  • If it turns out that the new opportunity will work with your calendar, commit to delegating wherever possible â€" and make sure you’re also taking care of yourself in the process.


Accidental Jane is a successful, confident business owner who never actually set out to start a business.  Instead, she may have decided to start a business due to frustration with her job or a layoff and decided to use her business and personal contacts to strike out on her own. Or, she may have started making something that served her own unmet needs and found other customers with the same need, giving birth to a business.  Accidental Jane enjoys what she does and is creating a satisfactory level of income. 


Taking on a new opportunity as an Accidental Jane may mean transitioning into a different Jane type (often Jane Dough or Go Jane Go). That means making your business more of a focus in your life. Before saying “yes,” determine if that’s what you really want.


  • A new opportunity may mean putting more time into your business.

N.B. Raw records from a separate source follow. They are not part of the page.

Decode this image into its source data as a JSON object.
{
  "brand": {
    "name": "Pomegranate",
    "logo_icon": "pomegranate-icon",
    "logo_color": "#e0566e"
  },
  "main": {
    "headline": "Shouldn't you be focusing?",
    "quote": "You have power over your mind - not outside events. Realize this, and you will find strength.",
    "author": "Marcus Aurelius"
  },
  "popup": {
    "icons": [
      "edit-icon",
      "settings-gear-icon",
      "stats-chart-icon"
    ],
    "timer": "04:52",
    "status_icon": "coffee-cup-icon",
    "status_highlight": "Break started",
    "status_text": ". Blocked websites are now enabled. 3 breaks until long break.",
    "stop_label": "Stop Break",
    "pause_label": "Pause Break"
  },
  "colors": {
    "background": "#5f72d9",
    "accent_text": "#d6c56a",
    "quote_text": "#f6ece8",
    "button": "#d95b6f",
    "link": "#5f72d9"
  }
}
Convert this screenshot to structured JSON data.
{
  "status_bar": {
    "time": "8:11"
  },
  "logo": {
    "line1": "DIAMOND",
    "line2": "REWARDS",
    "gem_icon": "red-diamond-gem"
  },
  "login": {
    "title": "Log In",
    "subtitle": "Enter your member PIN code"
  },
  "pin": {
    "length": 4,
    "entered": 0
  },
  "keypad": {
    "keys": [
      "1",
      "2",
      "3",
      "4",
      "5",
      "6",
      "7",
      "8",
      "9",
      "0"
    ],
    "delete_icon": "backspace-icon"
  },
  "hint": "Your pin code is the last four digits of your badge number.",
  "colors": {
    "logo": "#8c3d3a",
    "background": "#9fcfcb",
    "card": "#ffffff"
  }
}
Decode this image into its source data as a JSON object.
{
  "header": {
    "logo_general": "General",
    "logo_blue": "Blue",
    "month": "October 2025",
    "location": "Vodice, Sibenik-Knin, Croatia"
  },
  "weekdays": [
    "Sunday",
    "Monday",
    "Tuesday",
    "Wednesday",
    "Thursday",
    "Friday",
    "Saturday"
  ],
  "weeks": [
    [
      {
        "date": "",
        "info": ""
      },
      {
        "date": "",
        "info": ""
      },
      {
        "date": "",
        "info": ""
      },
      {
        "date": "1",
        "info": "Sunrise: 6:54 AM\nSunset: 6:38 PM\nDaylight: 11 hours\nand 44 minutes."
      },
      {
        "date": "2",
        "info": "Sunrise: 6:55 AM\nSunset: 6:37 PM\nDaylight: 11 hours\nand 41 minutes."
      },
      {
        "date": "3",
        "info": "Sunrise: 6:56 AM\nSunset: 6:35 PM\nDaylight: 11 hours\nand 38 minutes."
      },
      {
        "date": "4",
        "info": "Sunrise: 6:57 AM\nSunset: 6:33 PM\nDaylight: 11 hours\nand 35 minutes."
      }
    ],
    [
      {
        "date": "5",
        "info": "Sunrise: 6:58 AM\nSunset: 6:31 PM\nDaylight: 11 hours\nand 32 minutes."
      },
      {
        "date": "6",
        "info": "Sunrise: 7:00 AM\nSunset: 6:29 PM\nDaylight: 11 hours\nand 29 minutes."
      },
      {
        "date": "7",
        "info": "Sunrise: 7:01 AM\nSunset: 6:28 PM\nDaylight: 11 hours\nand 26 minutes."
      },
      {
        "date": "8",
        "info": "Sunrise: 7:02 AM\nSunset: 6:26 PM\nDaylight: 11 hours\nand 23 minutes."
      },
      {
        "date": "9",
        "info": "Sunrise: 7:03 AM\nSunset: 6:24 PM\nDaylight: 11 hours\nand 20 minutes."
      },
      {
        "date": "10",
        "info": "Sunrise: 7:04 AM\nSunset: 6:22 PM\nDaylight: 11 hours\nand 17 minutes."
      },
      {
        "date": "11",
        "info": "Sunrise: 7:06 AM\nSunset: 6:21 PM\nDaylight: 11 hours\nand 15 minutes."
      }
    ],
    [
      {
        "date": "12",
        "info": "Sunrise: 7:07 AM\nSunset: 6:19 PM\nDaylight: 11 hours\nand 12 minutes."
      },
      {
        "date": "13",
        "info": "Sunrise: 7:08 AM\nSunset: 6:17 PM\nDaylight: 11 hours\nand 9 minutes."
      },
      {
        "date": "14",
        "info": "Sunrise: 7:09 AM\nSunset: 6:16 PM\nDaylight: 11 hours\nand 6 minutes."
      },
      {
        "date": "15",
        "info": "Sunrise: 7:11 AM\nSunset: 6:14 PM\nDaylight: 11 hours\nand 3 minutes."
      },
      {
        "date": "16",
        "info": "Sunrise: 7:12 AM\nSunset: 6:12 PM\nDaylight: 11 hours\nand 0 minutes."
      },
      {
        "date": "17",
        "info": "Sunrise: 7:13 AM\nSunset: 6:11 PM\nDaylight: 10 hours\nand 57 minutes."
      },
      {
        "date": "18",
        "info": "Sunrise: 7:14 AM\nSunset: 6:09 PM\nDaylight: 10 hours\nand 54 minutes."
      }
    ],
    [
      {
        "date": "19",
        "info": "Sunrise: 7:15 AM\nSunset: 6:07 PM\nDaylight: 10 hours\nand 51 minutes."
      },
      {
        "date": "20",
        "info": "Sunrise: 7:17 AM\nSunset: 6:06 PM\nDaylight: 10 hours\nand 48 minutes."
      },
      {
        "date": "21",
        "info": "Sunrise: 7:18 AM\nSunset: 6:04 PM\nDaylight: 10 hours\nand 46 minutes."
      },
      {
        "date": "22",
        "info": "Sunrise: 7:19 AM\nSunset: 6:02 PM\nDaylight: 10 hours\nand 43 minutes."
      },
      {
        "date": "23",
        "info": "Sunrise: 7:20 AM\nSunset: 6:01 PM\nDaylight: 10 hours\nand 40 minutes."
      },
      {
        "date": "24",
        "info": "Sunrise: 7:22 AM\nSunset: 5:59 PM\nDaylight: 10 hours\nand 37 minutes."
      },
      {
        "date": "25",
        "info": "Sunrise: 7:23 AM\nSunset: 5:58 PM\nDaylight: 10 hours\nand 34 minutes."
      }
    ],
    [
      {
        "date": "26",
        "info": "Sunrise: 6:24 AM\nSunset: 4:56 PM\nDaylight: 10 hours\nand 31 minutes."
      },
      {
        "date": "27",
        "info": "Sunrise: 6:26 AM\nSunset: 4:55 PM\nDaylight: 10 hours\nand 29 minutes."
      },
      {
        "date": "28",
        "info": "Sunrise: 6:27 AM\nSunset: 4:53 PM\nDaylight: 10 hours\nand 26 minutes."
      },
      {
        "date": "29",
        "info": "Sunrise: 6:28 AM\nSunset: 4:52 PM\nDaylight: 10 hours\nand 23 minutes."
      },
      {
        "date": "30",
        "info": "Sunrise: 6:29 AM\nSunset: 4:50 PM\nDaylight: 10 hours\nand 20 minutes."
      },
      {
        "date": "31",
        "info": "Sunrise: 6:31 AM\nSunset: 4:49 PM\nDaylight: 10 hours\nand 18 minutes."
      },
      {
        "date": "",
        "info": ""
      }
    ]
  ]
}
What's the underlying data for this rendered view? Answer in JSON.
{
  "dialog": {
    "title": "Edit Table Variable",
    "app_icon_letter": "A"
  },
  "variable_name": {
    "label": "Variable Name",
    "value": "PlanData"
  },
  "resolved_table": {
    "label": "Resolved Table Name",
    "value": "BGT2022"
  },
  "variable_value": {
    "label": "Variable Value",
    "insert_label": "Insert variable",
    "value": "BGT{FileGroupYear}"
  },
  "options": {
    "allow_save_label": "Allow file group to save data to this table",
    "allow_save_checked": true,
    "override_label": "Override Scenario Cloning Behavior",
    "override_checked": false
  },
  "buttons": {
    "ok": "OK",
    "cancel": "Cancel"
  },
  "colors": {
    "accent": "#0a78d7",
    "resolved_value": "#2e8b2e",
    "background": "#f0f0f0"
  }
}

As an Accidental Jane, your lifestyle is very important to you.

  • If the opportunity is very appealing to you, ask the question: How can you make it work on your terms? How can you structure the work so that it doesn’t impinge much on your time? Can you let go of something else or can you delegate part of this work?

  • Further, ask yourself: Am I charging as much as I could? Accidental Jane may sometimes be a little out of touch with her industry’s going rates. As workload and opportunities creep up, she should continually think about increasing rates to make the work more profitable.

  • Finally, if new opportunities get you excited, start building your company for the long-term vision so you can maintain your lifestyle while also taking on more work. Envision how your company might look in 3 years if you say yes to the kinds of opportunity you are facing right now. If what you see in your vision excites you, begin building a plan that will help you manage that future business without letting it take over your life. If what you see doesn’t excite you, because you are simply happy and content with your business as it stands today, then be prepared to say no to an opportunity at least occasionally.


Whether you’re a Go Jane Go or an Accidental Jane, it’s important to know what you’ll do when you’re presented with an opportunity. Explore all the implications and possibilities â€" then decide whether you want to take this opportunity and deal with the outcomes.


Interested in learning more about the five Jane types and which Jane you are? Check out


This Business article was written by Michele DeKinder-Smith on 10/28/2009

Michele DeKinder-Smith is the founder of Jane out of the Box, an online resource dedicated to the women entrepreneur community. Discover more incredibly useful information for running a small business by taking the FREE Jane Types Assessment at Jane out of the Box. Offering networking and marketing opportunities, key resources and mentorship from successful women in business, Jane Out of the Box is online at